## DATA SECTION

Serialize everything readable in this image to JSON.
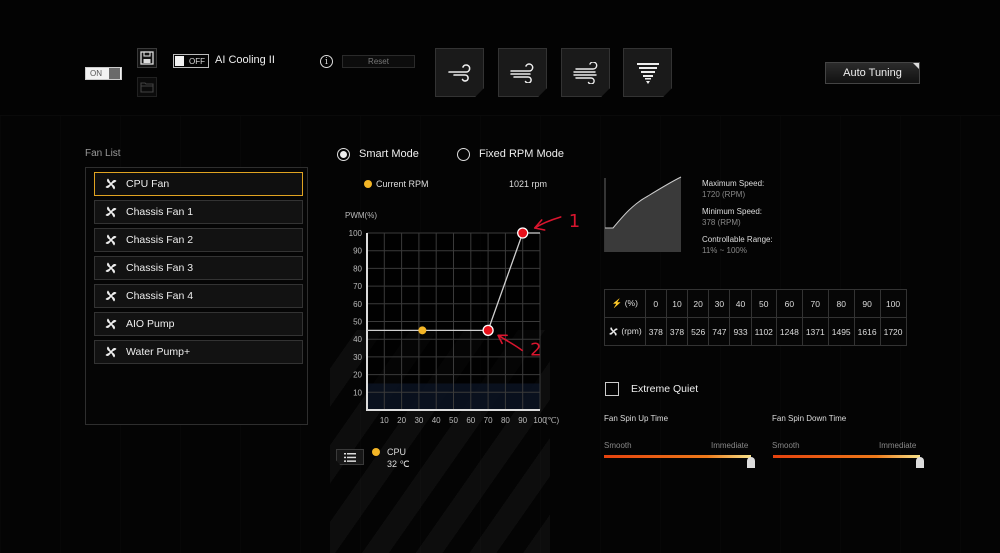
{
  "topbar": {
    "power_toggle": {
      "label": "ON",
      "state": "on"
    },
    "save_icon": "save-icon",
    "open_icon": "folder-icon",
    "ai_cooling": {
      "toggle_label": "OFF",
      "state": "off",
      "title": "AI Cooling II"
    },
    "info_icon": "info-icon",
    "reset_label": "Reset",
    "preset_modes": [
      {
        "name": "silent",
        "icon": "wind-1-icon"
      },
      {
        "name": "standard",
        "icon": "wind-2-icon"
      },
      {
        "name": "turbo",
        "icon": "wind-3-icon"
      },
      {
        "name": "full-speed",
        "icon": "tornado-icon"
      }
    ],
    "auto_tuning_label": "Auto Tuning"
  },
  "fan_list": {
    "title": "Fan List",
    "selected": "CPU Fan",
    "items": [
      {
        "label": "CPU Fan"
      },
      {
        "label": "Chassis Fan 1"
      },
      {
        "label": "Chassis Fan 2"
      },
      {
        "label": "Chassis Fan 3"
      },
      {
        "label": "Chassis Fan 4"
      },
      {
        "label": "AIO Pump"
      },
      {
        "label": "Water Pump+"
      }
    ]
  },
  "modes": {
    "smart": {
      "label": "Smart Mode",
      "checked": true
    },
    "fixed": {
      "label": "Fixed RPM Mode",
      "checked": false
    }
  },
  "current": {
    "label": "Current RPM",
    "value": "1021 rpm"
  },
  "sensor": {
    "name": "CPU",
    "temp": "32 ℃"
  },
  "colors": {
    "accent": "#e0a321",
    "point": "#e8101a",
    "current_dot": "#f3b526",
    "annotation": "#d8152e",
    "quiet_zone": "#1a2c4e"
  },
  "chart_data": {
    "type": "line",
    "title": "",
    "ylabel": "PWM(%)",
    "xlabel": "(℃)",
    "xlim": [
      0,
      100
    ],
    "ylim": [
      0,
      100
    ],
    "x_ticks": [
      "10",
      "20",
      "30",
      "40",
      "50",
      "60",
      "70",
      "80",
      "90",
      "100"
    ],
    "y_ticks": [
      "10",
      "20",
      "30",
      "40",
      "50",
      "60",
      "70",
      "80",
      "90",
      "100"
    ],
    "grid": true,
    "series": [
      {
        "name": "fan-curve",
        "points": [
          [
            0,
            45
          ],
          [
            70,
            45
          ],
          [
            90,
            100
          ],
          [
            100,
            100
          ]
        ]
      }
    ],
    "control_points": [
      {
        "x": 70,
        "y": 45,
        "annotation": "2"
      },
      {
        "x": 90,
        "y": 100,
        "annotation": "1"
      }
    ],
    "current_point": {
      "x": 32,
      "y": 45
    },
    "quiet_zone_max": 15
  },
  "speed_info": {
    "max_label": "Maximum Speed:",
    "max_value": "1720 (RPM)",
    "min_label": "Minimum Speed:",
    "min_value": "378 (RPM)",
    "range_label": "Controllable Range:",
    "range_value": "11% ~ 100%"
  },
  "rpm_table": {
    "pwm_header": "(%)",
    "rpm_header": "(rpm)",
    "pwm": [
      "0",
      "10",
      "20",
      "30",
      "40",
      "50",
      "60",
      "70",
      "80",
      "90",
      "100"
    ],
    "rpm": [
      "378",
      "378",
      "526",
      "747",
      "933",
      "1102",
      "1248",
      "1371",
      "1495",
      "1616",
      "1720"
    ]
  },
  "extreme_quiet": {
    "label": "Extreme Quiet",
    "checked": false
  },
  "spin_up": {
    "title": "Fan Spin Up Time",
    "left": "Smooth",
    "right": "Immediate",
    "value_fraction": 1.0
  },
  "spin_down": {
    "title": "Fan Spin Down Time",
    "left": "Smooth",
    "right": "Immediate",
    "value_fraction": 1.0
  }
}
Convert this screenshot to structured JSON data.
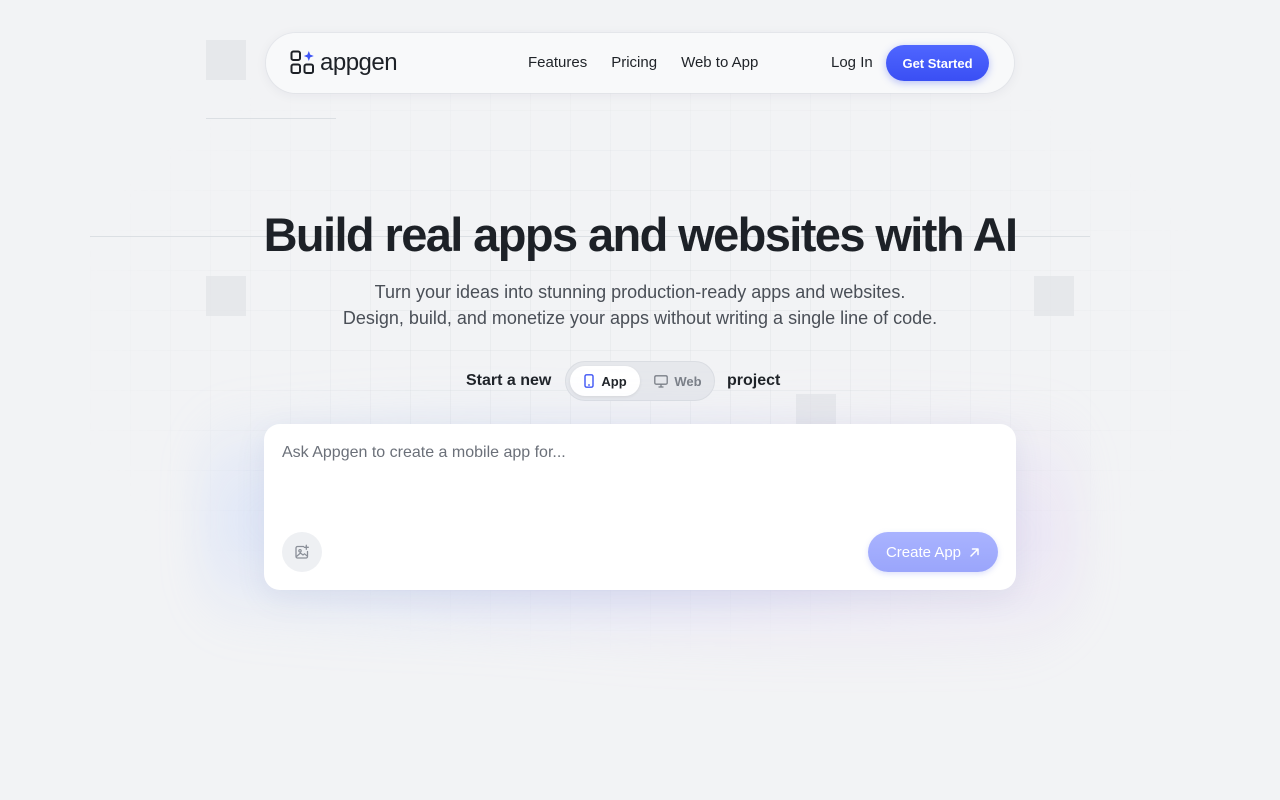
{
  "brand": {
    "name": "appgen",
    "icon": "appgen-logo-icon",
    "accent": "#3d54f5"
  },
  "nav": {
    "links": [
      "Features",
      "Pricing",
      "Web to App"
    ],
    "login_label": "Log In",
    "cta_label": "Get Started"
  },
  "hero": {
    "headline": "Build real apps and websites with AI",
    "subline_1": "Turn your ideas into stunning production-ready apps and websites.",
    "subline_2": "Design, build, and monetize your apps without writing a single line of code."
  },
  "mode": {
    "prefix": "Start a new",
    "suffix": "project",
    "options": [
      {
        "label": "App",
        "icon": "smartphone-icon",
        "selected": true
      },
      {
        "label": "Web",
        "icon": "monitor-icon",
        "selected": false
      }
    ]
  },
  "prompt": {
    "placeholder": "Ask Appgen to create a mobile app for...",
    "value": "",
    "attach_icon": "image-plus-icon",
    "submit_label": "Create App",
    "submit_icon": "arrow-up-right-icon"
  }
}
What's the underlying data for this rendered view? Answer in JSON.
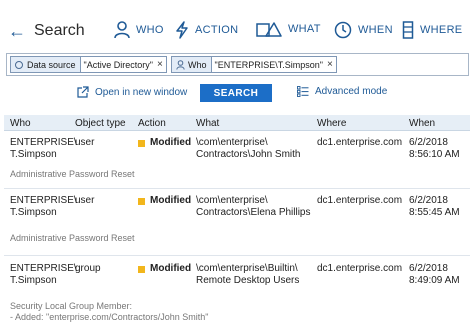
{
  "header": {
    "back_icon": "arrow-left-icon",
    "title": "Search",
    "nav": [
      {
        "label": "WHO",
        "icon": "person-icon"
      },
      {
        "label": "ACTION",
        "icon": "lightning-icon"
      },
      {
        "label": "WHAT",
        "icon": "shapes-icon"
      },
      {
        "label": "WHEN",
        "icon": "clock-icon"
      },
      {
        "label": "WHERE",
        "icon": "server-icon"
      }
    ]
  },
  "filters": [
    {
      "key": "Data source",
      "value": "\"Active Directory\"",
      "icon": "circle-icon"
    },
    {
      "key": "Who",
      "value": "\"ENTERPRISE\\T.Simpson\"",
      "icon": "person-icon"
    }
  ],
  "actions": {
    "open_new_window": "Open in new window",
    "search": "SEARCH",
    "advanced_mode": "Advanced mode"
  },
  "table": {
    "columns": [
      "Who",
      "Object type",
      "Action",
      "What",
      "Where",
      "When"
    ],
    "rows": [
      {
        "who": [
          "ENTERPRISE\\",
          "T.Simpson"
        ],
        "object_type": "user",
        "action": "Modified",
        "what": [
          "\\com\\enterprise\\",
          "Contractors\\John Smith"
        ],
        "where": "dc1.enterprise.com",
        "when": [
          "6/2/2018",
          "8:56:10 AM"
        ],
        "detail": [
          "Administrative Password Reset"
        ]
      },
      {
        "who": [
          "ENTERPRISE\\",
          "T.Simpson"
        ],
        "object_type": "user",
        "action": "Modified",
        "what": [
          "\\com\\enterprise\\",
          "Contractors\\Elena Phillips"
        ],
        "where": "dc1.enterprise.com",
        "when": [
          "6/2/2018",
          "8:55:45 AM"
        ],
        "detail": [
          "Administrative Password Reset"
        ]
      },
      {
        "who": [
          "ENTERPRISE\\",
          "T.Simpson"
        ],
        "object_type": "group",
        "action": "Modified",
        "what": [
          "\\com\\enterprise\\Builtin\\",
          "Remote Desktop Users"
        ],
        "where": "dc1.enterprise.com",
        "when": [
          "6/2/2018",
          "8:49:09 AM"
        ],
        "detail": [
          "Security Local Group Member:",
          "- Added: \"enterprise.com/Contractors/John Smith\""
        ]
      }
    ]
  },
  "colors": {
    "accent": "#1f5a96",
    "button": "#1c6ec7",
    "header_bg": "#e6eef6",
    "modified_marker": "#f2b61c"
  }
}
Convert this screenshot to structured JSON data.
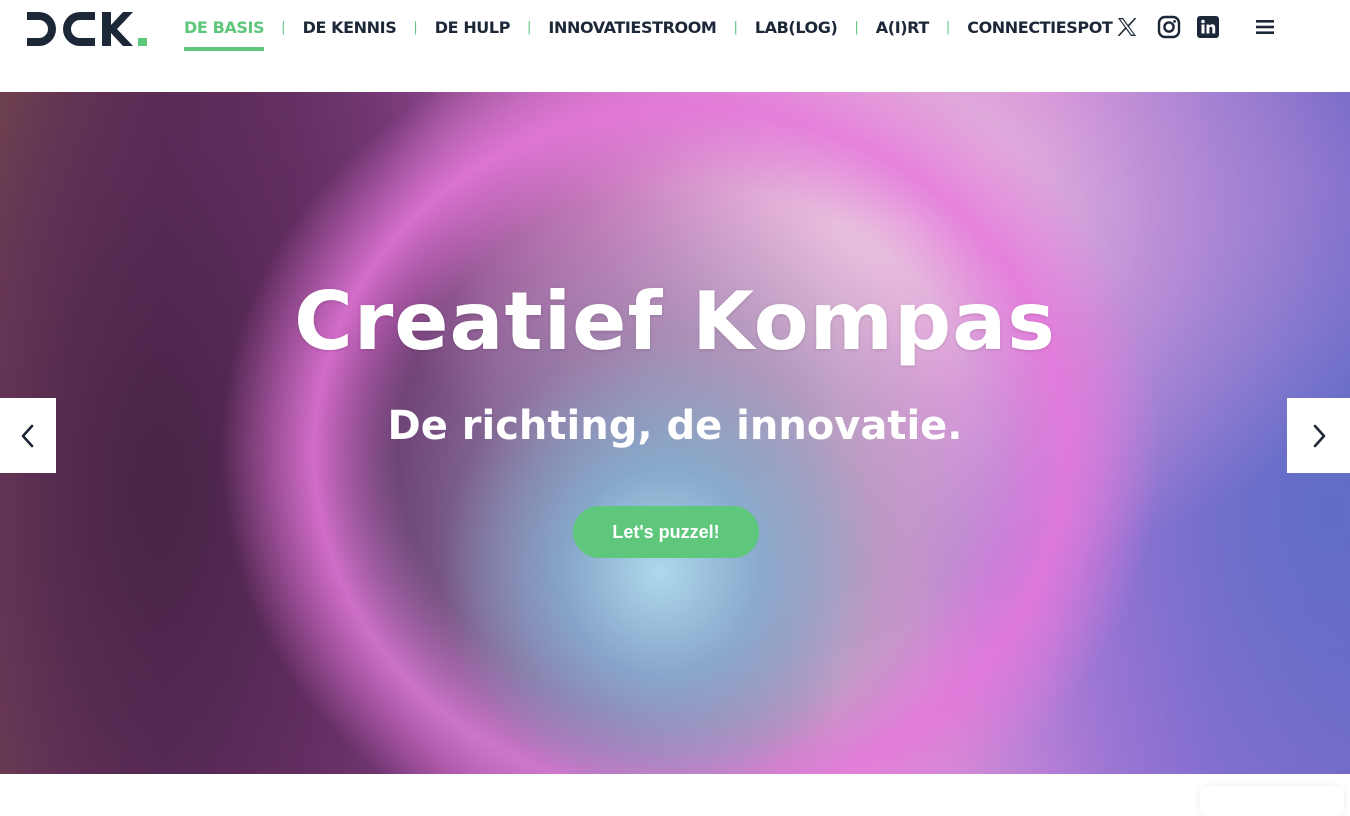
{
  "header": {
    "logo_text": "DCK.",
    "nav": [
      {
        "label": "DE BASIS",
        "active": true
      },
      {
        "label": "DE KENNIS",
        "active": false
      },
      {
        "label": "DE HULP",
        "active": false
      },
      {
        "label": "INNOVATIESTROOM",
        "active": false
      },
      {
        "label": "LAB(LOG)",
        "active": false
      },
      {
        "label": "A(I)RT",
        "active": false
      },
      {
        "label": "CONNECTIESPOT",
        "active": false
      }
    ],
    "separator": "|",
    "social": [
      "x-icon",
      "instagram-icon",
      "linkedin-icon"
    ],
    "menu_icon": "hamburger-menu-icon"
  },
  "hero": {
    "title": "Creatief Kompas",
    "subtitle": "De richting, de innovatie.",
    "cta_label": "Let's puzzel!",
    "prev_icon": "chevron-left-icon",
    "next_icon": "chevron-right-icon"
  },
  "colors": {
    "accent": "#5ec77c",
    "navy": "#1c2738",
    "white": "#ffffff"
  }
}
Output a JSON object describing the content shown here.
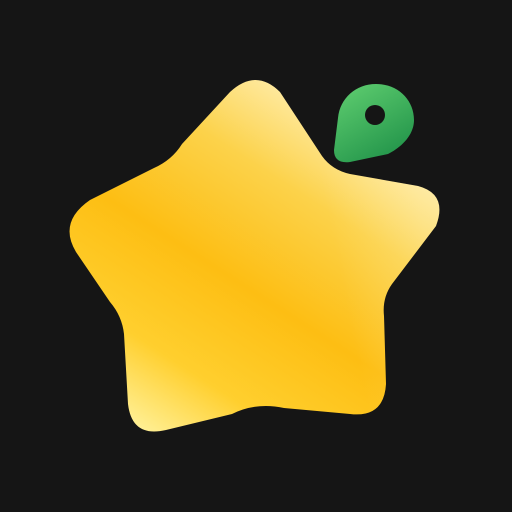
{
  "icon": {
    "name": "star-location-app-icon",
    "background_color": "#151515",
    "star": {
      "icon": "star-icon",
      "gradient_colors": [
        "#FFF3C2",
        "#FCD24A",
        "#FDBE13",
        "#FFCF2E",
        "#FFF19A"
      ]
    },
    "pin": {
      "icon": "map-pin-icon",
      "gradient_colors": [
        "#5CCB6E",
        "#1F9148"
      ],
      "hole_color": "#151515"
    }
  }
}
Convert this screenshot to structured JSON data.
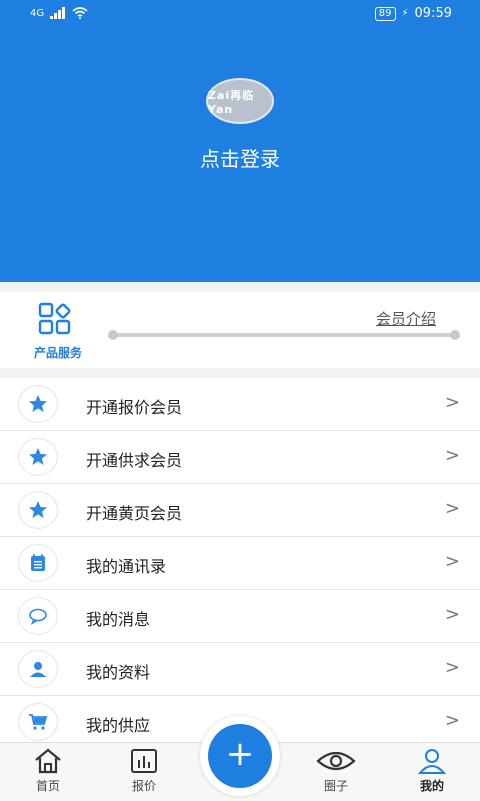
{
  "status_bar": {
    "network": "4G",
    "battery": "89",
    "time": "09:59"
  },
  "header": {
    "logo_text": "Zai再临Yan",
    "login_text": "点击登录"
  },
  "product_service": {
    "label": "产品服务",
    "member_intro": "会员介绍"
  },
  "menu": {
    "items": [
      {
        "label": "开通报价会员",
        "icon": "star-icon"
      },
      {
        "label": "开通供求会员",
        "icon": "star-icon"
      },
      {
        "label": "开通黄页会员",
        "icon": "star-icon"
      },
      {
        "label": "我的通讯录",
        "icon": "contacts-icon"
      },
      {
        "label": "我的消息",
        "icon": "message-icon"
      },
      {
        "label": "我的资料",
        "icon": "profile-icon"
      },
      {
        "label": "我的供应",
        "icon": "cart-icon"
      }
    ]
  },
  "bottom_nav": {
    "home": "首页",
    "quote": "报价",
    "add": "+",
    "circle": "圈子",
    "mine": "我的"
  },
  "colors": {
    "accent": "#1e7fe0"
  }
}
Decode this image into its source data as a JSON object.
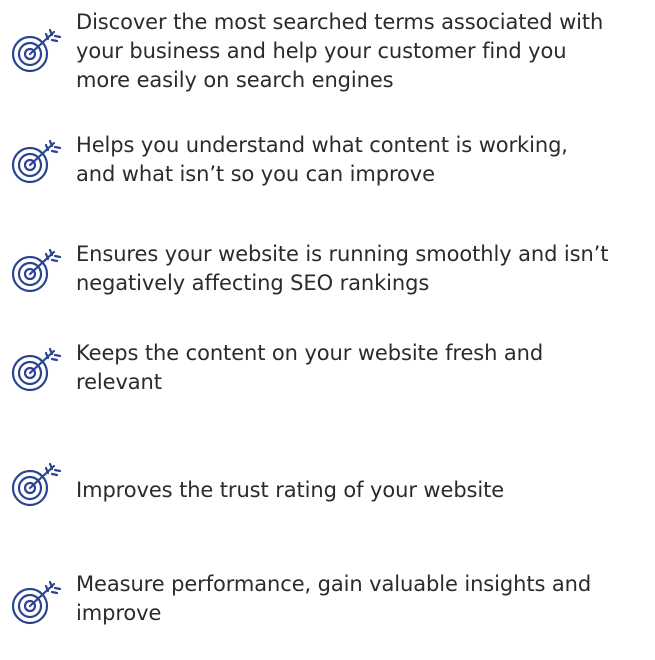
{
  "accent_color": "#2a4494",
  "icon_name": "target-arrow-icon",
  "items": [
    {
      "text": "Discover the most searched terms associated with\nyour business and help your customer find you\nmore easily on search engines"
    },
    {
      "text": "Helps you understand what content is working,\nand what isn’t so you can improve"
    },
    {
      "text": "Ensures your website is running smoothly and isn’t\nnegatively affecting SEO rankings"
    },
    {
      "text": "Keeps the content on your website fresh and\nrelevant"
    },
    {
      "text": "Improves the trust rating of your website"
    },
    {
      "text": "Measure performance, gain valuable insights and\nimprove"
    }
  ]
}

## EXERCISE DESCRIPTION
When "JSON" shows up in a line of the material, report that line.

## TASK ANSWER
Serialize everything readable in this image to JSON.
Convert this screenshot to structured JSON data.
What's the underlying data for this rendered view? Answer in JSON.
Convert this screenshot to structured JSON data.
Output a JSON object describing the content shown here.
Convert this screenshot to structured JSON data.
Decode this image into its source data as a JSON object.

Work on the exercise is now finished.